Medicaid is Critical to Addressing Price’s Top Priorities
By Jessica Gehr
In a speech to state human services agencies last week, U.S Health and Human Services (HHS) Secretary Tom Price outlined three priorities for his department: childhood obesity, opioid addiction, and mental health. Ironically, at the same time that Secretary Price is promoting these priorities; his former colleagues in Congress are setting these efforts up to fail. Medicaid, which provides over 97 million people with affordable comprehensive health care, is a critical part of the solution for each of Secretary Price’s priorities. Efforts through the American Health Care Act (AHCA) or other means to change the structure of Medicaid to a block grant or per-capita cap would jeopardize the ability of HHS to combat these pressing health issues. Secretary Price’s support for these fundamental changes to Medicaid directly contradicts his statement of priorities.
Insured children are generally healthier and more likely to get necessary treatment and preventive care than those who don’t have coverage. Affordable health insurance is integral to children getting the care they need. Medicaid’s existing Early and Periodic Screening, Diagnostic, and Treatment (EPSDT) coverage provides comprehensive obesity-related health care interventions—and states can build on this existing program to encourage and support intervention activities. Childhood obesity has a profoundly disparate impact on poor and minority youth, so addressing obesity is critical to health equity as well. Proposed changes to Medicaid under the AHCA would eliminate the requirement for states to provide EPSDT coverage, resulting in millions of children facing significant difficulties in accessing and affording the breadth of services they need.
Medicaid has been at the forefront of fighting the opioid epidemic that contributed to approximately 29,000 deaths in 2014 alone.
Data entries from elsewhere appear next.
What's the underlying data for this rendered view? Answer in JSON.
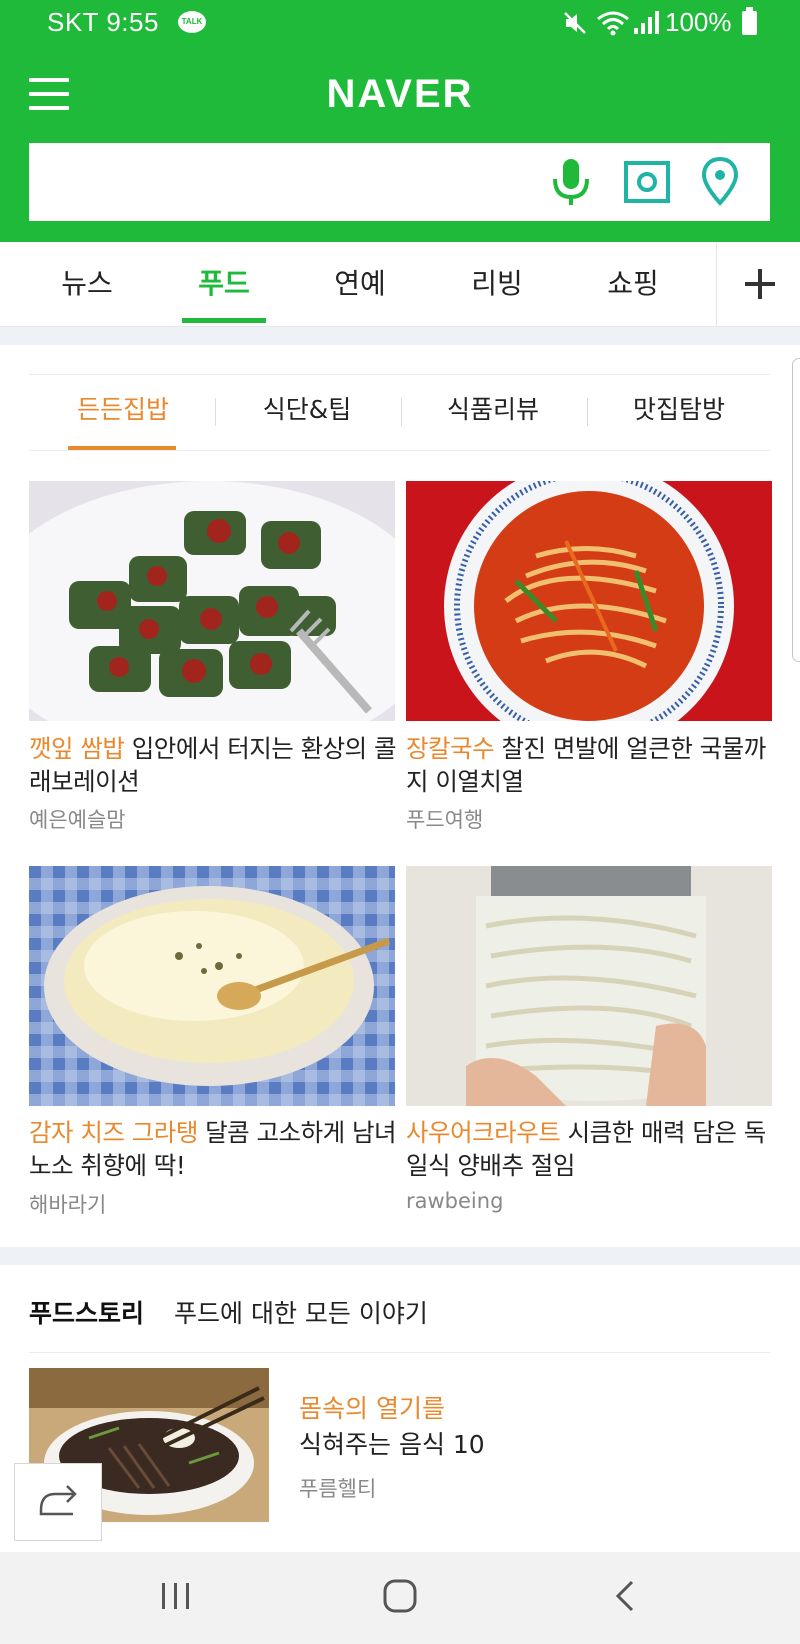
{
  "status_bar": {
    "carrier_time": "SKT 9:55",
    "talk_badge": "TALK",
    "battery_text": "100%",
    "icons": [
      "kakaotalk-icon",
      "mute-icon",
      "wifi-icon",
      "signal-icon",
      "battery-icon"
    ]
  },
  "header": {
    "logo": "NAVER",
    "search_placeholder": "",
    "icons": [
      "voice-search-icon",
      "image-search-icon",
      "location-search-icon"
    ],
    "brand_color": "#1fba3a"
  },
  "tabs": [
    {
      "label": "뉴스",
      "active": false
    },
    {
      "label": "푸드",
      "active": true
    },
    {
      "label": "연예",
      "active": false
    },
    {
      "label": "리빙",
      "active": false
    },
    {
      "label": "쇼핑",
      "active": false
    }
  ],
  "subtabs": [
    {
      "label": "든든집밥",
      "active": true
    },
    {
      "label": "식단&팁",
      "active": false
    },
    {
      "label": "식품리뷰",
      "active": false
    },
    {
      "label": "맛집탐방",
      "active": false
    }
  ],
  "accent_color": "#e8892e",
  "cards": [
    {
      "highlight": "깻잎 쌈밥",
      "title": " 입안에서 터지는 환상의 콜래보레이션",
      "author": "예은예슬맘"
    },
    {
      "highlight": "장칼국수",
      "title": " 찰진 면발에 얼큰한 국물까지 이열치열",
      "author": "푸드여행"
    },
    {
      "highlight": "감자 치즈 그라탱",
      "title": " 달콤 고소하게 남녀노소 취향에 딱!",
      "author": "해바라기"
    },
    {
      "highlight": "사우어크라우트",
      "title": " 시큼한 매력 담은 독일식 양배추 절임",
      "author": "rawbeing"
    }
  ],
  "food_story": {
    "title": "푸드스토리",
    "subtitle": "푸드에 대한 모든 이야기",
    "item": {
      "highlight": "몸속의 열기를",
      "title": "식혀주는 음식 10",
      "author": "푸름헬티"
    }
  }
}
Medicaid plays a crucial role in covering people who are struggling with addiction and helping states provide access to early intervention and treatment. One study found that expanding Medicaid reduced the unmet need for substance use treatment by 18.3 percent. Under its current structure, Medicaid has been able to respond quickly to the opioid epidemic; however, proposed changes to Medicaid could put substance use disorder treatment benefits at risk.
Medicaid is the largest payer for mental health services in the country, covering 20 percent of adults with mental illness and 24 percent of adults with serious mental illness. The Affordable Care Act’s (ACA) Medicaid expansion has been particularly helpful to low-income young adults who rarely had access to affordable, quality health insurance before the ACA. Thanks to the Medicaid expansion, people are getting the mental health coverage, counseling, treatment, and medications they need. The number of low- and middle-income people who have foregone mental health or substance use disorder care due to the cost has dropped by one-third. This is particularly important for addressing maternal depression, a widespread public health problem that affects millions, including poor mothers, and has lasting implications for children. Changes to Medicaid in the AHCA would threaten the ability of low-income people to get the mental health services they need to be healthy and to find and keep work.
AHCA would deeply harm people receiving Medicaid
The AHCA puts health insurance coverage at risk for millions of people, shifts costs to states and then on to sicker and older populations, and jeopardizes access to care for millions of adults and children on Medicaid. Under the AHCA, Medicaid’s financing structure would be changed from a federal-state partnership to a block grant or per-capita cap. States would be left holding the bag alone to fight for Secretary Price’s priorities. A growing body of research demonstrates that Medicaid lifts people out of poverty, keeps people healthy, improves children’s wellbeing, promotes work and financial stability, and increases economic activity and job growth. Unfortunately, the AHCA takes a giant step backward on Medicaid and risks coverage for millions of people. If Secretary Price is serious about addressing childhood obesity, the opioid epidemic, mental health, and other pressing issues, he should reject such cuts to Medicaid.